= How to complete this task =
Across the entries below, the lines containing "Ctrl" should be counted and only their number returned.

= Supplied data =
:::::

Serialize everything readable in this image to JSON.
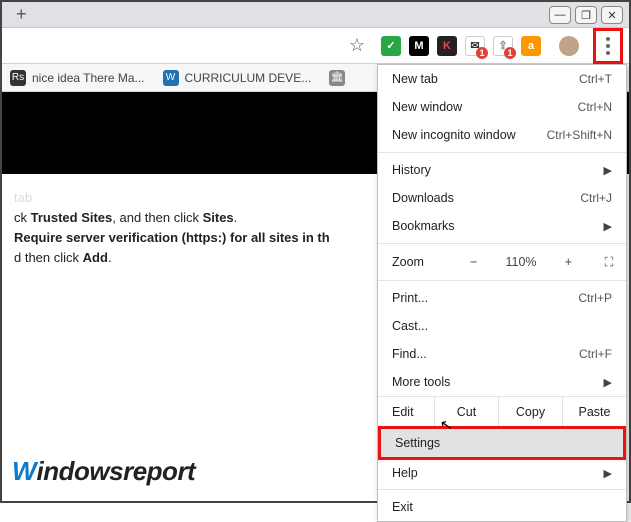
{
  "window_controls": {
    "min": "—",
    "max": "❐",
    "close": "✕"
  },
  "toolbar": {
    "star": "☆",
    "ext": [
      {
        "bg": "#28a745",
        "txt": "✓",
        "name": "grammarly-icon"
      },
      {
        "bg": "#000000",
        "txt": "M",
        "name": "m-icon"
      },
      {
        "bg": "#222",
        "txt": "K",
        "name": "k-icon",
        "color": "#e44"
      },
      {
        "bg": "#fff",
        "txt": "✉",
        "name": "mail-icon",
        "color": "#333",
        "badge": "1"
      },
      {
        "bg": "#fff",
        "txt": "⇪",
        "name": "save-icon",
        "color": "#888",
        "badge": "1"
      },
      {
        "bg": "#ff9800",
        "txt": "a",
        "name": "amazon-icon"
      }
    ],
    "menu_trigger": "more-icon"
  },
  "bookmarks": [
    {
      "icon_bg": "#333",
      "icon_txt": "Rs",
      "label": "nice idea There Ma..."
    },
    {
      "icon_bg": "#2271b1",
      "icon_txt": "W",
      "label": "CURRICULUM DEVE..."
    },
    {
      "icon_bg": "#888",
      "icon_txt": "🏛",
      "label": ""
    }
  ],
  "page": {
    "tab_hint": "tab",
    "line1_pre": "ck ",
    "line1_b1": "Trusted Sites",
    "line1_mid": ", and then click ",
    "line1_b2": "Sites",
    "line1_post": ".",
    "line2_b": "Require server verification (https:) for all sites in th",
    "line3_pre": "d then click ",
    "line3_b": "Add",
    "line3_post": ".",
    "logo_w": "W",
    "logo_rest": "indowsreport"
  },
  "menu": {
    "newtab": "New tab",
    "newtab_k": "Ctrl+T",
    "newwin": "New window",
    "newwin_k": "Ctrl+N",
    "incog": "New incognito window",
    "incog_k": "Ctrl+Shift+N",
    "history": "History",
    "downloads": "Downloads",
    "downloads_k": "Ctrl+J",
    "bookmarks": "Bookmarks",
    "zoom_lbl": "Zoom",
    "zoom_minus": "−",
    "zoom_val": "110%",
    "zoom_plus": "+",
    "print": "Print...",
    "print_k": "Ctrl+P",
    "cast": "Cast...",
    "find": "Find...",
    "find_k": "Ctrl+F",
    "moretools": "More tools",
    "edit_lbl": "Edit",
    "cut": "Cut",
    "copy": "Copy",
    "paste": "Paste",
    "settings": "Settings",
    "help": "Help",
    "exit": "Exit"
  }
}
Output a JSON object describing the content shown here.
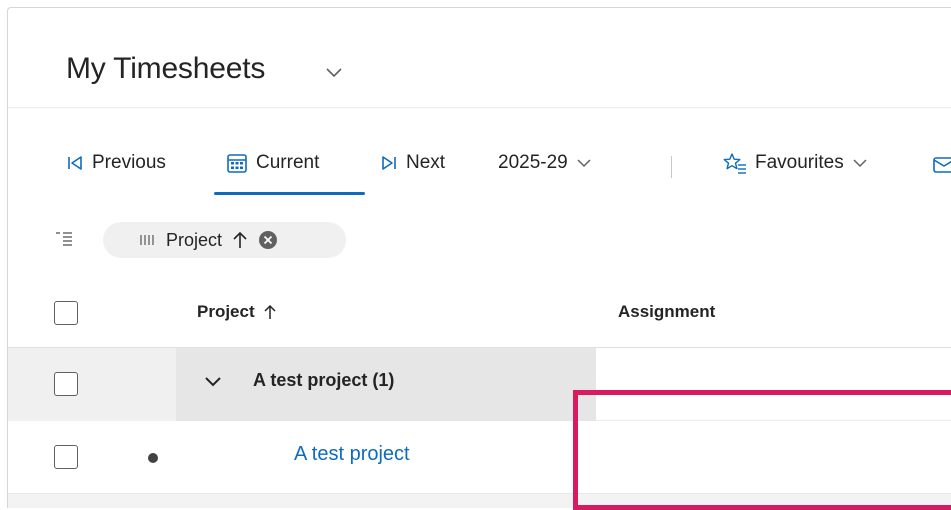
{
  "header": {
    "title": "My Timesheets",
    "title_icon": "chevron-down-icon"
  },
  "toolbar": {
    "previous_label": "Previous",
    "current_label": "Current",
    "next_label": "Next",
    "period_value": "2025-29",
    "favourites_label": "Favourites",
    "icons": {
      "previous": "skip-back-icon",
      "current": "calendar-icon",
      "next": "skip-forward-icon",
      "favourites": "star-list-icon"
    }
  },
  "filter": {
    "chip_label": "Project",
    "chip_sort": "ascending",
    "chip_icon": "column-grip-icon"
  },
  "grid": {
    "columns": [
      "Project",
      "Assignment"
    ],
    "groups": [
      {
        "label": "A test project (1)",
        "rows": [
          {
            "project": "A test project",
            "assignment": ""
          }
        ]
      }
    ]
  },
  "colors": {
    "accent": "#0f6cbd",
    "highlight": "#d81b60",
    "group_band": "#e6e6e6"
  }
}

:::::

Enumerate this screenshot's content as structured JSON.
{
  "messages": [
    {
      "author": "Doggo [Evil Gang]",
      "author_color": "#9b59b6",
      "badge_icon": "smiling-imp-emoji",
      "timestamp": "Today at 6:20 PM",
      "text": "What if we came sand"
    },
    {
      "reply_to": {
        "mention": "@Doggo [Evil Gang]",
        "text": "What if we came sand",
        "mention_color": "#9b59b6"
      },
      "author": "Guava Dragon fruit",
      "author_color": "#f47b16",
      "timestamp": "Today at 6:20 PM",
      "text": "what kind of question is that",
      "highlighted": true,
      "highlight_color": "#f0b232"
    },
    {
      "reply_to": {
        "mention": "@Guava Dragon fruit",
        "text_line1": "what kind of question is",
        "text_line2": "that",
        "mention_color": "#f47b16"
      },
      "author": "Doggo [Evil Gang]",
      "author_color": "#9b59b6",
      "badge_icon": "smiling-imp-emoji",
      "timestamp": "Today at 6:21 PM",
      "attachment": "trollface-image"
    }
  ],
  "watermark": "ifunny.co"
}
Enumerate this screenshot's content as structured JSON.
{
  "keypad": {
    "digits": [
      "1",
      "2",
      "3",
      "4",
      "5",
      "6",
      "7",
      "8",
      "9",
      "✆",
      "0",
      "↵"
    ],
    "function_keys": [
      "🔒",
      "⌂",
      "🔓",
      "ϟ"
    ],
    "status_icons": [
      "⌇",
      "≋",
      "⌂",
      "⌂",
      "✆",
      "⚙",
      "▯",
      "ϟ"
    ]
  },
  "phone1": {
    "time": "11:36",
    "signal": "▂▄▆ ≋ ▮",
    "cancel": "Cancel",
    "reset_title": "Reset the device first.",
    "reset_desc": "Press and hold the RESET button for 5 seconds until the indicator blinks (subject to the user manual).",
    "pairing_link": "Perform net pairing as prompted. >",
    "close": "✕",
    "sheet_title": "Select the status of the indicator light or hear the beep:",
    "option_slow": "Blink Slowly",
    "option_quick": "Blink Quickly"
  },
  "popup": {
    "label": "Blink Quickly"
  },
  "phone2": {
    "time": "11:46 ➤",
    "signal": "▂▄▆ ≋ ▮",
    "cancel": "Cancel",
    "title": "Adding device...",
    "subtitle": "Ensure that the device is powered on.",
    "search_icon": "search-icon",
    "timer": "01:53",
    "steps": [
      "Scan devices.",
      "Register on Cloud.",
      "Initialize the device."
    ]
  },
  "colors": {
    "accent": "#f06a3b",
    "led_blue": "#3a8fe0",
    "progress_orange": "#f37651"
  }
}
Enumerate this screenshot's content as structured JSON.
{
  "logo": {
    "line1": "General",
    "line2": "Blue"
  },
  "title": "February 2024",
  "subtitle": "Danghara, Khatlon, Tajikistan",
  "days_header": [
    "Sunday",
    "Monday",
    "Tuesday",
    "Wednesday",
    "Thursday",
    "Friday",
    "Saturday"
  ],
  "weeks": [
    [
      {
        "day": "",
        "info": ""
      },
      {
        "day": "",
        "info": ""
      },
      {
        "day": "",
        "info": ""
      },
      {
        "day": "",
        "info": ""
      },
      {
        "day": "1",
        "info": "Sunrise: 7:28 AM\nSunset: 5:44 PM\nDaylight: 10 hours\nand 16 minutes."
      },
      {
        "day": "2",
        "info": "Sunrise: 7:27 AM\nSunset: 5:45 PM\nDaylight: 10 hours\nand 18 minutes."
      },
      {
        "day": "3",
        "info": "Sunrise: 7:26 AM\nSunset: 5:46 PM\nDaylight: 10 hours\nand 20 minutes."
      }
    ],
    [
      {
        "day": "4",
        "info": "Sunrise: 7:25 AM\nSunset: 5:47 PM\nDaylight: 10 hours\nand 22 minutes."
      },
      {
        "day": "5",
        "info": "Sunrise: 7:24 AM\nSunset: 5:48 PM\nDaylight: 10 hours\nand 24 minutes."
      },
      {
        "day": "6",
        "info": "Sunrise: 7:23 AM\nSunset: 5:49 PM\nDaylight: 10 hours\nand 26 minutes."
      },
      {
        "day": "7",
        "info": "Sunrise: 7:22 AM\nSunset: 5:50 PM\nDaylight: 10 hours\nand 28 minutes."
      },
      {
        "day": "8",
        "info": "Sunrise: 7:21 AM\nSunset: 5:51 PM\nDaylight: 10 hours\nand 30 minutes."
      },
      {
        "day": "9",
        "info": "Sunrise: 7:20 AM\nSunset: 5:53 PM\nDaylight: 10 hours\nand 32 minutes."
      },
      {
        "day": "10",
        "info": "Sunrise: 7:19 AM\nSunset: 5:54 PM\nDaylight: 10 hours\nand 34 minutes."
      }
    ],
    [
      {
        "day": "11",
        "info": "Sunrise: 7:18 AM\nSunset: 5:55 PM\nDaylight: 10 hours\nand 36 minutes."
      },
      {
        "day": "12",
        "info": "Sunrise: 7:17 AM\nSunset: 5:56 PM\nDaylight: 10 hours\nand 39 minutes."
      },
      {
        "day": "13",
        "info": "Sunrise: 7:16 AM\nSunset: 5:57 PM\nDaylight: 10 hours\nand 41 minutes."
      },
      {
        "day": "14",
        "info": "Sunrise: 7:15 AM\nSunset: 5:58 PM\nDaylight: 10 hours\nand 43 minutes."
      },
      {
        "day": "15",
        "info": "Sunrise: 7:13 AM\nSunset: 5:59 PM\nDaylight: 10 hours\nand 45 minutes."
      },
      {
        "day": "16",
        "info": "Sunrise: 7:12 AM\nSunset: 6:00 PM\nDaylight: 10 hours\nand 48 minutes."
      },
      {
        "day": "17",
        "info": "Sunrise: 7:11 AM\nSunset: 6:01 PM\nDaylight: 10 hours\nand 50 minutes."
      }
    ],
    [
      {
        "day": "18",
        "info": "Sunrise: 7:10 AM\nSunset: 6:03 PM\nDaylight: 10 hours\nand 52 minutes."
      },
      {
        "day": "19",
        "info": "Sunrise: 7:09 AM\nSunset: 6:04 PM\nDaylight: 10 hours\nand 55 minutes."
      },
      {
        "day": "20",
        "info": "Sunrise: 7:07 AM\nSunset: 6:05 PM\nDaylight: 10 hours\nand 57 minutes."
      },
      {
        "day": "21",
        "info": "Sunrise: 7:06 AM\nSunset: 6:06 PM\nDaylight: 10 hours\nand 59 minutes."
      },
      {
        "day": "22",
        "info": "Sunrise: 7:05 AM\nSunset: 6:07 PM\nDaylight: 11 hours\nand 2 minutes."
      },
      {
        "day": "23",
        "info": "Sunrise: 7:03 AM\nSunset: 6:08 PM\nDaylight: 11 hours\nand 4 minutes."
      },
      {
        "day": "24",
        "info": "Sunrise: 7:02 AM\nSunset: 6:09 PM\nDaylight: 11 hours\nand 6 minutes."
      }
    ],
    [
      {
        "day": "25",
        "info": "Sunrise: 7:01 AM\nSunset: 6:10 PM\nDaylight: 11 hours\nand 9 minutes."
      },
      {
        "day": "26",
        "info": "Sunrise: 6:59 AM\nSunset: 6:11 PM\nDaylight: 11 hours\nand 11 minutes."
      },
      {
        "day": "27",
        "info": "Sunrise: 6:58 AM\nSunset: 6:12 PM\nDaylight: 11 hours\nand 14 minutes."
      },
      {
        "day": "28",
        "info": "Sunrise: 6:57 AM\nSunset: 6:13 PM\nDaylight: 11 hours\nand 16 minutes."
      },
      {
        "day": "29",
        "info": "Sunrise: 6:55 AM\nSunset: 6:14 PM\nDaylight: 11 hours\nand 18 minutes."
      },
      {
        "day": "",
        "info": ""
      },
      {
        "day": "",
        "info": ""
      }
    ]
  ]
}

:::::

= Response area =
6